Morrison rejects ammo tax hike, will propose long term Cook County budget plan

Morrison rejects ammo tax hike, will propose long term Cook County budget plan

Morrison rejects ammo tax hike, will propose long term Cook County budget plan

CHICAGO – Cook County (Illinois Review) – like the city of Chicago and the state of Illinois – has a budget problem. The governments are spending more than they’re taking in. Instead of focusing on where to cut, Cook County Board President Toni Preckwinkle is focused on finding places where she can pull in more revenue.

She’s placed a recommendation for a new tax of one penny per round of rimfire, and five cents per round for centerfire cartridges. Commissioner Richard Boykin (1st District) is sponsoring the tax hike.

The proposed ammo tax is in addition to tax hikes on hotels, e-cigarettes and event ticket brokers, reportedly to close the a $22.5 million shortage in Illinois’ largest county’s 2016 $4.5 billion budget.

At least one Cook County Commissioner is adamantly opposed to the proposed tax.

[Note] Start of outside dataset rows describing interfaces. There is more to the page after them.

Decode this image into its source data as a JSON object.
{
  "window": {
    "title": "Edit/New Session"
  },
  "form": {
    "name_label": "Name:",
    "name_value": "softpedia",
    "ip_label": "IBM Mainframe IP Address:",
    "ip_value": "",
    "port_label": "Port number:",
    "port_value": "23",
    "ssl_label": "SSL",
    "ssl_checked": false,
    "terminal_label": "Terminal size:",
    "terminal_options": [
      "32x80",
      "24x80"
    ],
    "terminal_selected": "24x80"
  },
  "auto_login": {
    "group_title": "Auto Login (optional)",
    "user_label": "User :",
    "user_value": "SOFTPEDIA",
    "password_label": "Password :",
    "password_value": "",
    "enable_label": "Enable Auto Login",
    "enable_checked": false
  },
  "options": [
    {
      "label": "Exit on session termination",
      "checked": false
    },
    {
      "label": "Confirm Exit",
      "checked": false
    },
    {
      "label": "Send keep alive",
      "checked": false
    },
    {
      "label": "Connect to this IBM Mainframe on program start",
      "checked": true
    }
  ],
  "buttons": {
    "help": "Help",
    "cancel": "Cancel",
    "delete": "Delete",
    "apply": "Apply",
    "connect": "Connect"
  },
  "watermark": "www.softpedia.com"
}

Sean Morrison, who represents the 17th Cook County District, told Illinois Review over the weekend, “No, I am not for this tax, nor any tax!”

“And to be clear, I will not be voting in support  of this,” Morrison said. “In fact, I have and will be actively attempting to convince  my commissioner colleagues that this is a bad idea on so many levels.”
Morrison, who recently was appointed to succeed retiring commissioner Liz Gorman, said he intends to submit an amendment of his own for consideration.

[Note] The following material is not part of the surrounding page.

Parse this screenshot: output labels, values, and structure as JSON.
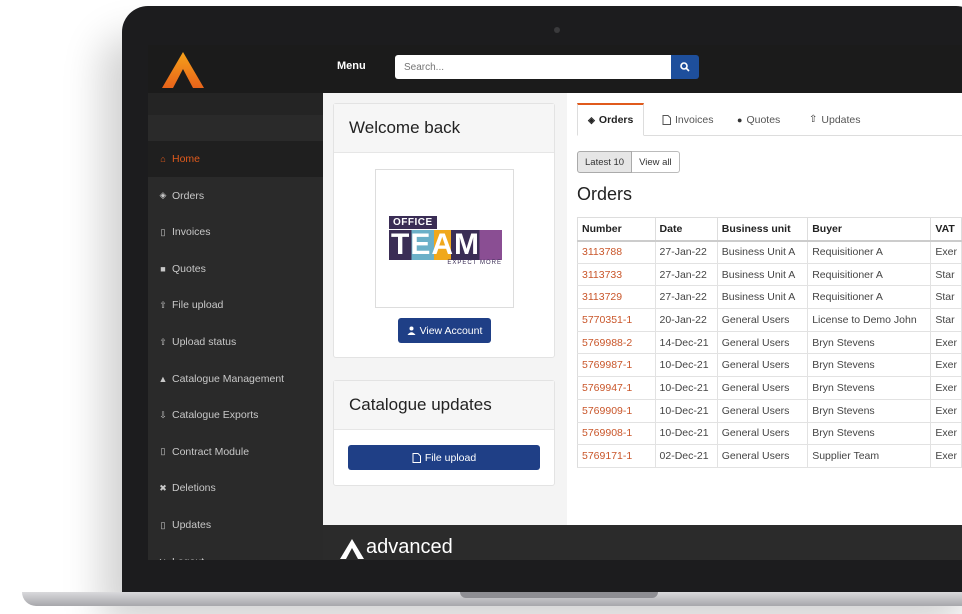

It will be an amendment that will allow the county to close the $22,500,000.00 budget shortfall and balance the 2016 budget, Morrison said.

Morrison says his proposal would allow the county to move forward and make an extremely significant ‘additional payment’ of $438 million to pay down the pension fund shortage over the next four to five years by using the revenue generated by the Cook County sales tax increase.

“If the board will commit to making similar payments over the next four to five years, we can have the massive pension shortfall corrected. Combined with additional operating efficiencies we are currently putting in place will eventually allow us to use those revenue funds for other areas, but only and after we bring the pension arrears back into the black,” Morrison said.

“That, in my opinion, is a responsible fiscal budget plan.”

The Republican from southwestern Palos Park will face a stiff uphill battle to convince the Democrat-controlled board to consider his plan. He said it will take pressure from organizations and taxpayers on their county board commissioners to stay the tax hikes and consider his budget ideas.